Initial findings from the -Asking the Pope for Help- project: approach of Christian charity clearly recognisable during the Nazi period.The team of researchers led by church historian Prof. Hubert Wolf has so far read and analysed only 850 of the approximately 10,000 petitions written by Jewish people and submitted to Pope Pius XII during the Second World War. But initial findings and tendencies identified by the experts, who have been working on the project since October 2021, show that, as project team member Dr. Elisabeth-Marie Richter says, -The Curia certainly didn-t provide standardised responses - despite the large number of petitions. Rather, it dealt with each case individually.- One thing we have to bear in mind, she adds, is that the pleas for help from Jewish people only accounted for about three percent of all petitions which were sent to the Vatican during the Nazi period. This makes it clear, says Richter, how large the number of appeals was which were received by the Holy See at the time.
The researchers also have a clear opinion on the question of the basic stance adopted by the Pope and the Vatican towards these appeals. Project leader Hubert Wolf, who heads the Department of Medieval and Modern Church History at the University of Münster, emphasises that a clear distinction should be made between the political and public level on the one hand and the specific reactions to individual letters on the other. -In public, Pope Pius XII was very restrained in his comments,- says Wolf, -not only for fear of having his comments misused, but also out of concern about strengthening so-called -Bolshevism-. With the exception of his Christmas address in 1942, in which he only indirectly criticised the Nazis- crimes, he remained silent.-

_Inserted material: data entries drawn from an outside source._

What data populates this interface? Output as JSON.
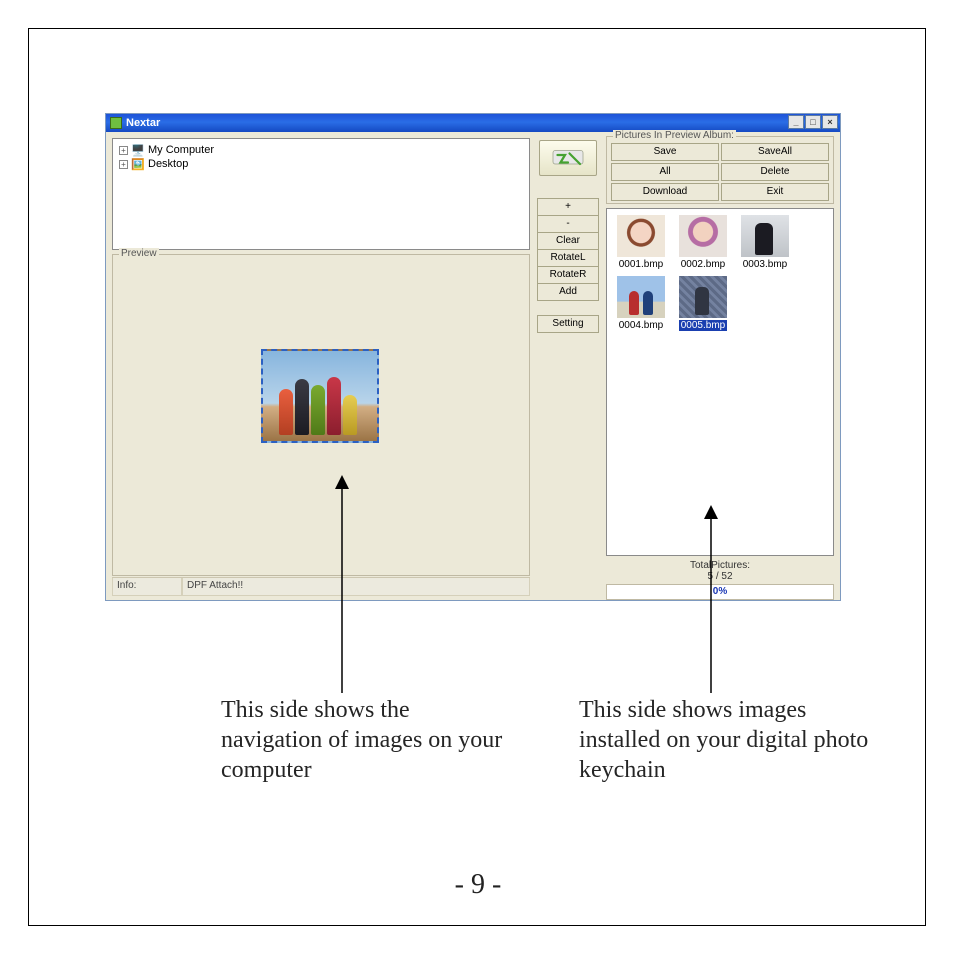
{
  "window": {
    "title": "Nextar"
  },
  "tree": {
    "items": [
      {
        "label": "My Computer"
      },
      {
        "label": "Desktop"
      }
    ]
  },
  "preview": {
    "label": "Preview"
  },
  "info": {
    "label": "Info:",
    "text": "DPF Attach!!"
  },
  "center_buttons": {
    "plus": "+",
    "minus": "-",
    "clear": "Clear",
    "rotate_l": "RotateL",
    "rotate_r": "RotateR",
    "add": "Add",
    "setting": "Setting"
  },
  "album": {
    "label": "Pictures In Preview Album:",
    "save": "Save",
    "save_all": "SaveAll",
    "all": "All",
    "delete": "Delete",
    "download": "Download",
    "exit": "Exit"
  },
  "thumbs": [
    {
      "label": "0001.bmp"
    },
    {
      "label": "0002.bmp"
    },
    {
      "label": "0003.bmp"
    },
    {
      "label": "0004.bmp"
    },
    {
      "label": "0005.bmp",
      "selected": true
    }
  ],
  "total": {
    "label": "TotalPictures:",
    "value": "5 / 52"
  },
  "progress": {
    "text": "0%"
  },
  "annotations": {
    "left": "This side shows the navigation of images on your computer",
    "right": "This side shows images installed on your digital photo keychain"
  },
  "page_number": "- 9 -"
}
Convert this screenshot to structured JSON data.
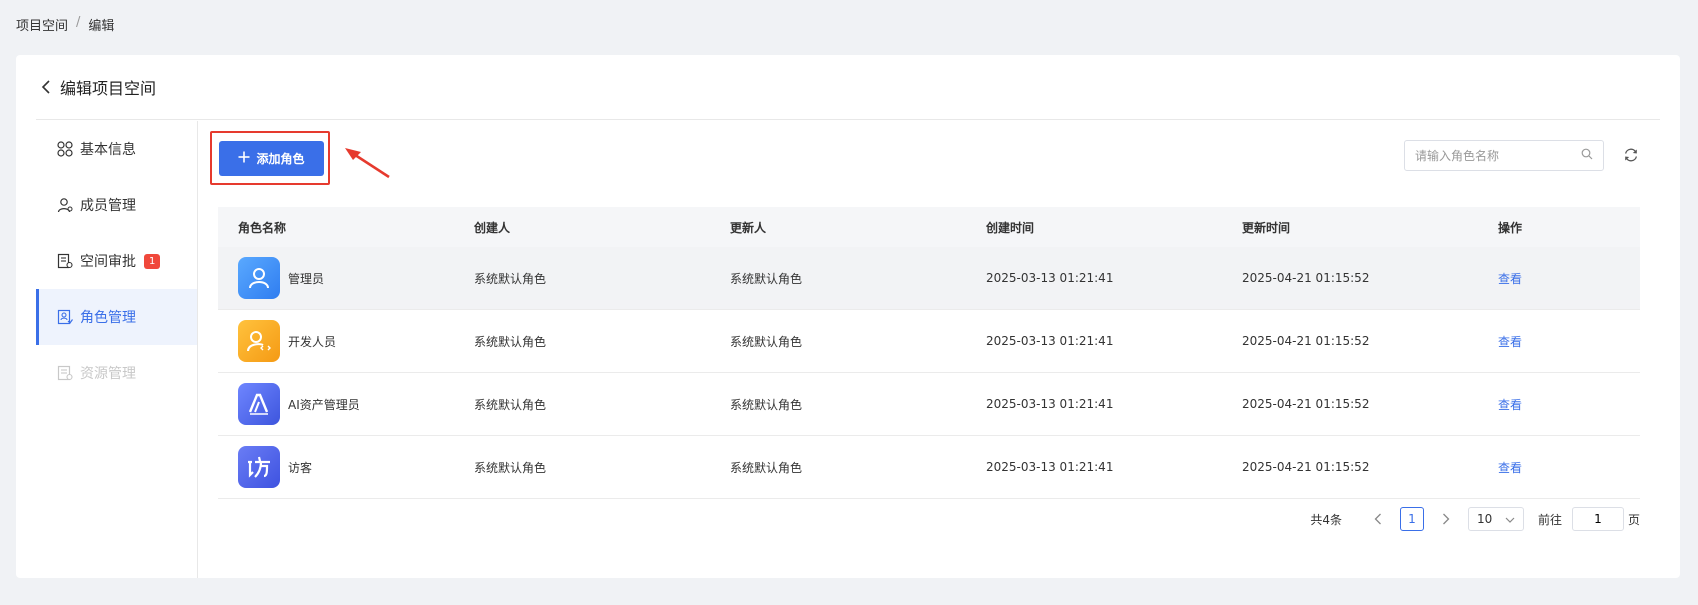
{
  "breadcrumb": {
    "root": "项目空间",
    "separator": "/",
    "current": "编辑"
  },
  "page": {
    "title": "编辑项目空间"
  },
  "sidebar": {
    "items": [
      {
        "label": "基本信息",
        "icon": "grid-icon"
      },
      {
        "label": "成员管理",
        "icon": "member-icon"
      },
      {
        "label": "空间审批",
        "icon": "approval-icon",
        "badge": "1"
      },
      {
        "label": "角色管理",
        "icon": "role-icon",
        "active": true
      },
      {
        "label": "资源管理",
        "icon": "resource-icon",
        "disabled": true
      }
    ]
  },
  "toolbar": {
    "add_label": "添加角色",
    "search_placeholder": "请输入角色名称"
  },
  "table": {
    "headers": [
      "角色名称",
      "创建人",
      "更新人",
      "创建时间",
      "更新时间",
      "操作"
    ],
    "rows": [
      {
        "name": "管理员",
        "avatar_color": "#3d8ef5",
        "creator": "系统默认角色",
        "updater": "系统默认角色",
        "created": "2025-03-13 01:21:41",
        "updated": "2025-04-21 01:15:52",
        "action": "查看"
      },
      {
        "name": "开发人员",
        "avatar_color": "#f5a623",
        "creator": "系统默认角色",
        "updater": "系统默认角色",
        "created": "2025-03-13 01:21:41",
        "updated": "2025-04-21 01:15:52",
        "action": "查看"
      },
      {
        "name": "AI资产管理员",
        "avatar_color": "#5366e8",
        "creator": "系统默认角色",
        "updater": "系统默认角色",
        "created": "2025-03-13 01:21:41",
        "updated": "2025-04-21 01:15:52",
        "action": "查看"
      },
      {
        "name": "访客",
        "avatar_color": "#4f63e6",
        "creator": "系统默认角色",
        "updater": "系统默认角色",
        "created": "2025-03-13 01:21:41",
        "updated": "2025-04-21 01:15:52",
        "action": "查看"
      }
    ]
  },
  "pagination": {
    "total": "共4条",
    "current_page": "1",
    "page_size": "10",
    "goto_prefix": "前往",
    "goto_value": "1",
    "goto_suffix": "页"
  },
  "colors": {
    "primary": "#3a6fe8",
    "highlight": "#e63a2e",
    "badge": "#f0483b"
  }
}
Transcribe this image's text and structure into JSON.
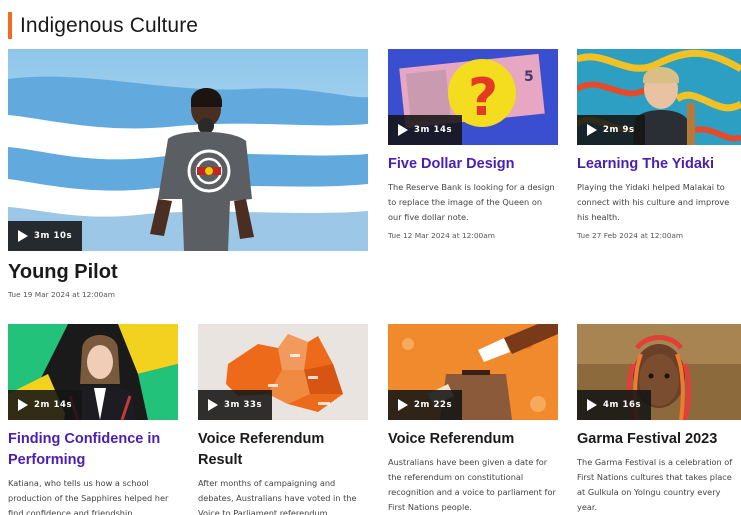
{
  "section": {
    "title": "Indigenous Culture",
    "accent_color": "#f26b21"
  },
  "hero": {
    "title": "Young Pilot",
    "duration": "3m 10s",
    "date": "Tue 19 Mar 2024 at 12:00am"
  },
  "top_cards": [
    {
      "title": "Five Dollar Design",
      "duration": "3m 14s",
      "description": "The Reserve Bank is looking for a design to replace the image of the Queen on our five dollar note.",
      "date": "Tue 12 Mar 2024 at 12:00am"
    },
    {
      "title": "Learning The Yidaki",
      "duration": "2m 9s",
      "description": "Playing the Yidaki helped Malakai to connect with his culture and improve his health.",
      "date": "Tue 27 Feb 2024 at 12:00am"
    }
  ],
  "bottom_cards": [
    {
      "title": "Finding Confidence in Performing",
      "duration": "2m 14s",
      "description": "Katiana, who tells us how a school production of the Sapphires helped her find confidence and friendship."
    },
    {
      "title": "Voice Referendum Result",
      "duration": "3m 33s",
      "description": "After months of campaigning and debates, Australians have voted in the Voice to Parliament referendum."
    },
    {
      "title": "Voice Referendum",
      "duration": "2m 22s",
      "description": "Australians have been given a date for the referendum on constitutional recognition and a voice to parliament for First Nations people."
    },
    {
      "title": "Garma Festival 2023",
      "duration": "4m 16s",
      "description": "The Garma Festival is a celebration of First Nations cultures that takes place at Gulkula on Yolngu country every year."
    }
  ],
  "colors": {
    "link_purple": "#4a1eb2",
    "overlay": "#141414"
  }
}
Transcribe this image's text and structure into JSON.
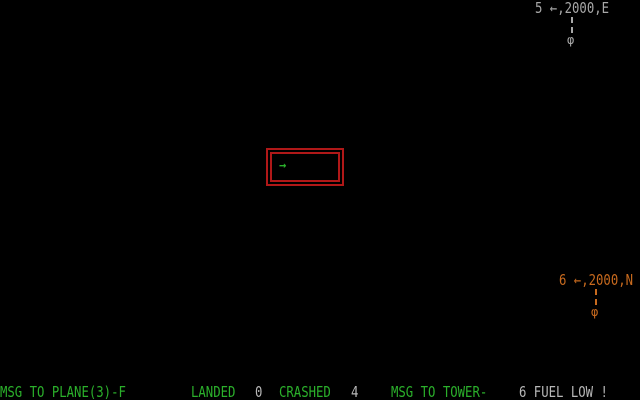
{
  "planes": [
    {
      "id_label": "5",
      "heading_glyph": "←",
      "altitude": "2000",
      "direction": "E",
      "plane_icon": "plane-marker",
      "color": "#a8a8a8"
    },
    {
      "id_label": "6",
      "heading_glyph": "←",
      "altitude": "2000",
      "direction": "N",
      "plane_icon": "plane-marker",
      "color": "#c86a1e"
    }
  ],
  "plane_5_text": "5 ←,2000,E",
  "plane_6_text": "6 ←,2000,N",
  "plane_glyph": "φ",
  "runway": {
    "arrow_glyph": "→",
    "color": "#b01818"
  },
  "status": {
    "msg_to_plane": "MSG TO PLANE(3)-F",
    "landed_label": "LANDED",
    "landed_count": "0",
    "crashed_label": "CRASHED",
    "crashed_count": "4",
    "msg_to_tower": "MSG TO TOWER-",
    "tower_message": "6 FUEL LOW !"
  },
  "colors": {
    "background": "#000000",
    "status_green": "#2bb02b",
    "value_grey": "#b8b8b8"
  }
}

This, Wolf explains, was also a consequence of the fact that in 1917, as Papal Nuntius in Germany during the First World War, he failed in his attempts to launch a peace initiative - which triggered a kind of trauma in him. -On the other hand,- he adds, -in our analysis so far of the petitions and of the responses from the Vatican, we can recognise a surprisingly high degree of willingness to help in the case of every single person - irrespective of whether they were baptised or unbaptised Jews.-
However, it is wrong, he says, to concentrate on the Pope alone in any assessment of the consequences in the Vatican. In Wolf’s opinion it is almost out of the question that there was any written instruction from the Head of the Catholic Church to the Curia or to other relevant persons responsible in the Catholic hierarchy on how such requests were fundamentally to be dealt with. -In the Curia, too, there were people well-disposed towards Jews, as well as such who were antisemitic. But they all had in mind the Church’s mission and duty to help people in need as quickly and as comprehensively as possible - regardless of their nationality or ethnicity. This basic approach of Christian charity can be clearly recognised.-
After around 18 months of working in the archives in Rome, the team has also gained an initial impression of the dimensions of the project. Almost every petition contains references to other letters and documents which the experts have to search out and analyse. As a result, and in addition to the 850 petitions already recorded, the team has collated almost 3,800 further documents.
The team members have so far recorded the names of 2,200 different people in their database. To this end, in 2022 alone they worked through 450 so-called archive boxes in the Apostolic Archive, each box containing up to 1,000 sheets of paper. -From a research point of view, as well as historically, this is an exceptionally important project,- Wolf emphasises. -But it is also a project which will be very time-consuming. It will certainly be running for longer than the ten years projected.-
This article first appeared in the University newspaper wissen